Searching for Schindler, Thomas Keneally's latest nonfiction book, is about a chance encounter in 1980 with a Polish Jew named Poldek Pfefferberg while shopping for a briefcase, and where that encounter led.
Pfefferberg, number 173 on Oskar Schindler's famous list, convinced Keneally that the story of Schindler is one that begs to be told: "I was a Jew imprisoned with Jews. So a Nazi saves me and, more important, saves Misia, my young wife... Not that he was a saint. He was all-drinking, all-black-marketeering, all-screwing, okay? But he got Misia out of Auschwitz, so to me he is God."
Pfefferberg had tried selling the story to the screenwriters and filmmakers who came into his Beverly Hills luggage shop, but no one was interested. In 1963 Metro-Goldwym-Mayer bought the story rights from Oskar Schindler, who was living in Frankfurt at the time, but the movie was shelved.
An intrigued Keneally sifted through Pfefferberg's extensive Schindler files and saw the potential for a great story.
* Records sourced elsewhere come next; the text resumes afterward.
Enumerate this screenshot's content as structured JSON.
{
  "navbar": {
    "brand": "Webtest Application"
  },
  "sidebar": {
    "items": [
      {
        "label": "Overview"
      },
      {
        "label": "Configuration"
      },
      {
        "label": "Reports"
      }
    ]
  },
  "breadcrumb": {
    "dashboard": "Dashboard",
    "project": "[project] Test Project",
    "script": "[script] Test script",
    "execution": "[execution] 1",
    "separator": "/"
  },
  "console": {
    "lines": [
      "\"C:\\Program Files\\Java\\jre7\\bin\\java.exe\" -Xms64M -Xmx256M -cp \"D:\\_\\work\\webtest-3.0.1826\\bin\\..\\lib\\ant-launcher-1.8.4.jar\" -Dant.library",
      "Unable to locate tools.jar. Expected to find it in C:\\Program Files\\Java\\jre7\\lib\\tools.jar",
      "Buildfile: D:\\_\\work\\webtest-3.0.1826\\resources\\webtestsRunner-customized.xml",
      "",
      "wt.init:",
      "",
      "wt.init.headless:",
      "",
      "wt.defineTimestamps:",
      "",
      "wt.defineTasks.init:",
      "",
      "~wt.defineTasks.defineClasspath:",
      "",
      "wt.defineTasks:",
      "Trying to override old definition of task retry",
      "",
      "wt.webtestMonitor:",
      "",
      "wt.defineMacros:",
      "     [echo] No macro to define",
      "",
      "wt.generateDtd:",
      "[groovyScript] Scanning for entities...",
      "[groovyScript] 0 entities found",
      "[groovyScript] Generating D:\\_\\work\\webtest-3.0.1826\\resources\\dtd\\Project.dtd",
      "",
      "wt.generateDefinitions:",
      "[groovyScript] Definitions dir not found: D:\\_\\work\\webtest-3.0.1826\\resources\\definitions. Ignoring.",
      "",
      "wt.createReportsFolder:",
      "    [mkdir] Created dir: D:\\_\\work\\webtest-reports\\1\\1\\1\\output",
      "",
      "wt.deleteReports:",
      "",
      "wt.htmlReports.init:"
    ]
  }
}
Schindler's Ark was published in 1982 and won the Booker Prize. (The title on republication was changed to Schindler's List, the title of Steven Spielberg's 1993 movie.)
Reserve your copy of Searching for Schindler in advance.
Search the JCLC catalog for more information on the Holocaust
BBC World Book Club podcast of Thomas Keneally discussing Schindler's Ark
The complete list of people saved from the Holocaust by Oskar Schindler
Photo credit: Leopold Page Photographic Collection, courtesy of USHMM Photo Archive, November 1964, Location: Paris, Region: Seine, France. Oskar Schindler (seated) with Leopold Pfefferberg.